The transaction is another score for Sand Hill Property, which is currently firing on all cylinders. Sand Hill’s under-construction projects include a medical office building for Palo Alto Medical Foundation in Los Gatosa major campus expansion for Netflix, also in Los Gatos; and Main Street Cupertino, the first major mixed-use development in years in the hometown of Apple Inc.

The property was marketed by Andrew Hueser of Cornish & Carey Commercial Newmark Knight Frank, who declined to comment. Financing for the Hanover property was arranged by CBRE Capital Markets’ Debt & Structured Finance Team. In a statement, CBRE said it arranged $86.5 million in non-recourse financing for the property, provided by a “Wall Street lender.” Commercial Mortgage Alert said the lender was Natixis, the French investment bank.

CBRE’s John Nelson declined to discuss the deal in detail. But he said in a statement that the transaction “was one of the most competitive financing situations I have seen in quite some time. The intense competition among lenders was a direct function of the strong location and tenancy of the prospect in addition to the excellent sponsorship.”

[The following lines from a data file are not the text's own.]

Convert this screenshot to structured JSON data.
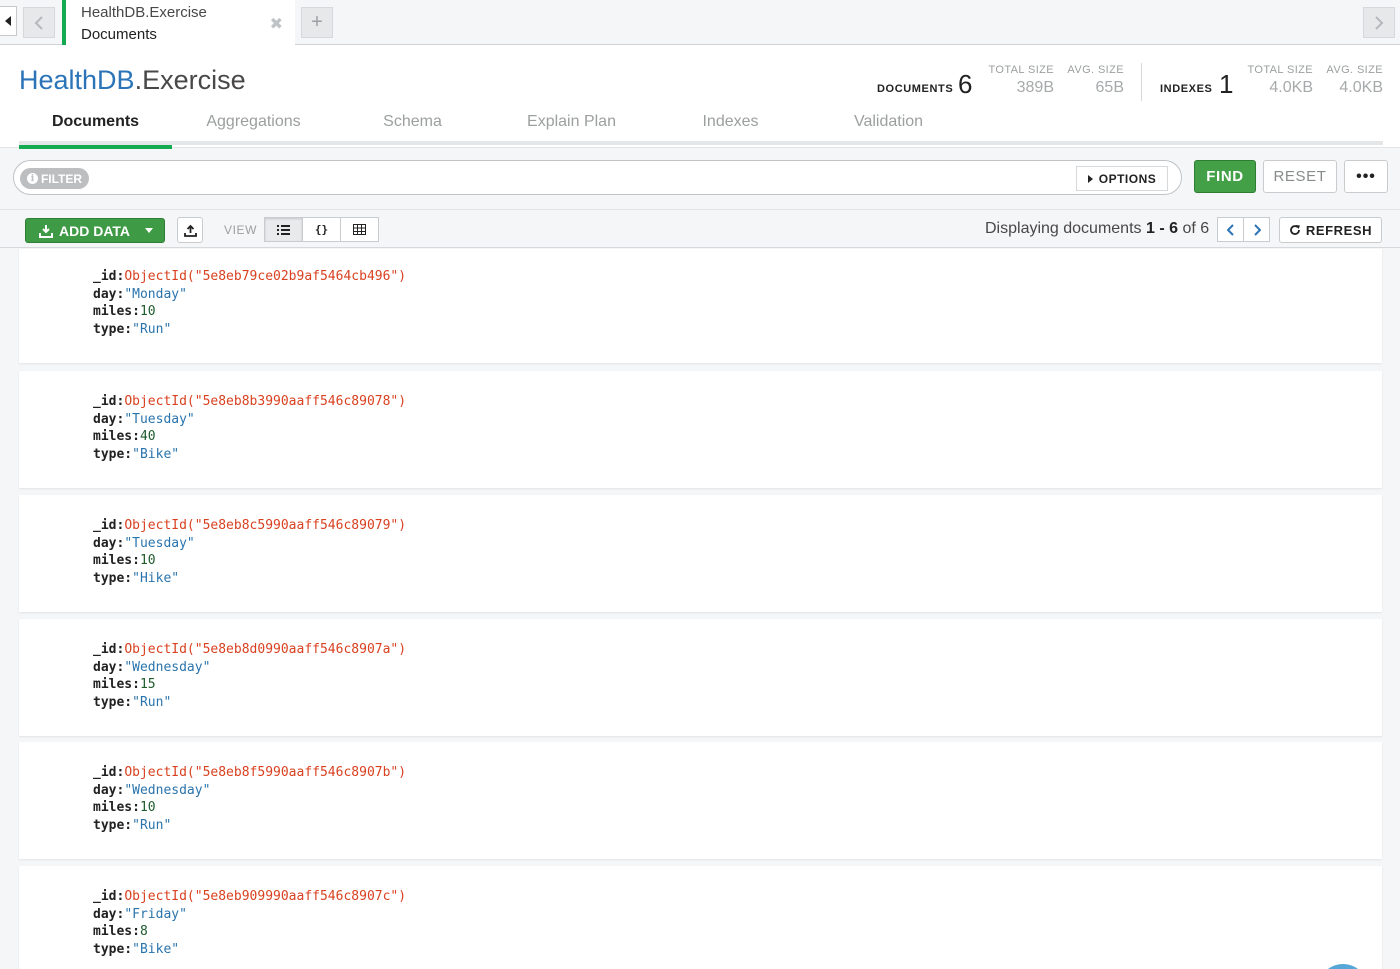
{
  "tab": {
    "title": "HealthDB.Exercise",
    "subtitle": "Documents",
    "close": "✖",
    "new_tab": "+"
  },
  "header": {
    "db": "HealthDB",
    "collection": ".Exercise",
    "documents_label": "DOCUMENTS",
    "documents_count": "6",
    "doc_total_size_label": "TOTAL SIZE",
    "doc_total_size": "389B",
    "doc_avg_size_label": "AVG. SIZE",
    "doc_avg_size": "65B",
    "indexes_label": "INDEXES",
    "indexes_count": "1",
    "idx_total_size_label": "TOTAL SIZE",
    "idx_total_size": "4.0KB",
    "idx_avg_size_label": "AVG. SIZE",
    "idx_avg_size": "4.0KB"
  },
  "subtabs": [
    "Documents",
    "Aggregations",
    "Schema",
    "Explain Plan",
    "Indexes",
    "Validation"
  ],
  "querybar": {
    "filter_label": "FILTER",
    "options_label": "OPTIONS",
    "find_label": "FIND",
    "reset_label": "RESET",
    "more_label": "•••"
  },
  "toolbar": {
    "add_data_label": "ADD DATA",
    "view_label": "VIEW",
    "display_prefix": "Displaying documents ",
    "display_start": "1",
    "display_dash": " - ",
    "display_end": "6",
    "display_of": " of ",
    "display_total": "6",
    "refresh_label": "REFRESH"
  },
  "documents": [
    {
      "id": "ObjectId(\"5e8eb79ce02b9af5464cb496\")",
      "day": "\"Monday\"",
      "miles": "10",
      "type": "\"Run\""
    },
    {
      "id": "ObjectId(\"5e8eb8b3990aaff546c89078\")",
      "day": "\"Tuesday\"",
      "miles": "40",
      "type": "\"Bike\""
    },
    {
      "id": "ObjectId(\"5e8eb8c5990aaff546c89079\")",
      "day": "\"Tuesday\"",
      "miles": "10",
      "type": "\"Hike\""
    },
    {
      "id": "ObjectId(\"5e8eb8d0990aaff546c8907a\")",
      "day": "\"Wednesday\"",
      "miles": "15",
      "type": "\"Run\""
    },
    {
      "id": "ObjectId(\"5e8eb8f5990aaff546c8907b\")",
      "day": "\"Wednesday\"",
      "miles": "10",
      "type": "\"Run\""
    },
    {
      "id": "ObjectId(\"5e8eb909990aaff546c8907c\")",
      "day": "\"Friday\"",
      "miles": "8",
      "type": "\"Bike\""
    }
  ],
  "field_keys": {
    "id": "_id:",
    "day": "day:",
    "miles": "miles:",
    "type": "type:"
  }
}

Sand Hill’s joint venture partner in the deal is believed to be an affiliate of the Abu Dhabi Investment Authority, a sovereign wealth fund owned by the Emirate of Abu Dhabi that has partnered with Sand Hill in past deals, according to people not directly connected to the transaction. Pau didn’t immediately return a phone call.

Properties in the research park don’t come available often, and when they do, there is very strong interest. The high-profile research park is home to tenants including Tesla Motors, SAP, Wilson Sonsini Goodrich & Rosati, VMWare, Nest Labs and numerous high-tech law firms. Vacancy is below 5 percent.

This is the biggest acquisition in the research park since Sand Hill picked up 1050 Page Mill last year. Sand Hill has proposed a redevelopment of that site, which has been vacant, with plans to transform the 13.5 acres into an architecturally striking office project.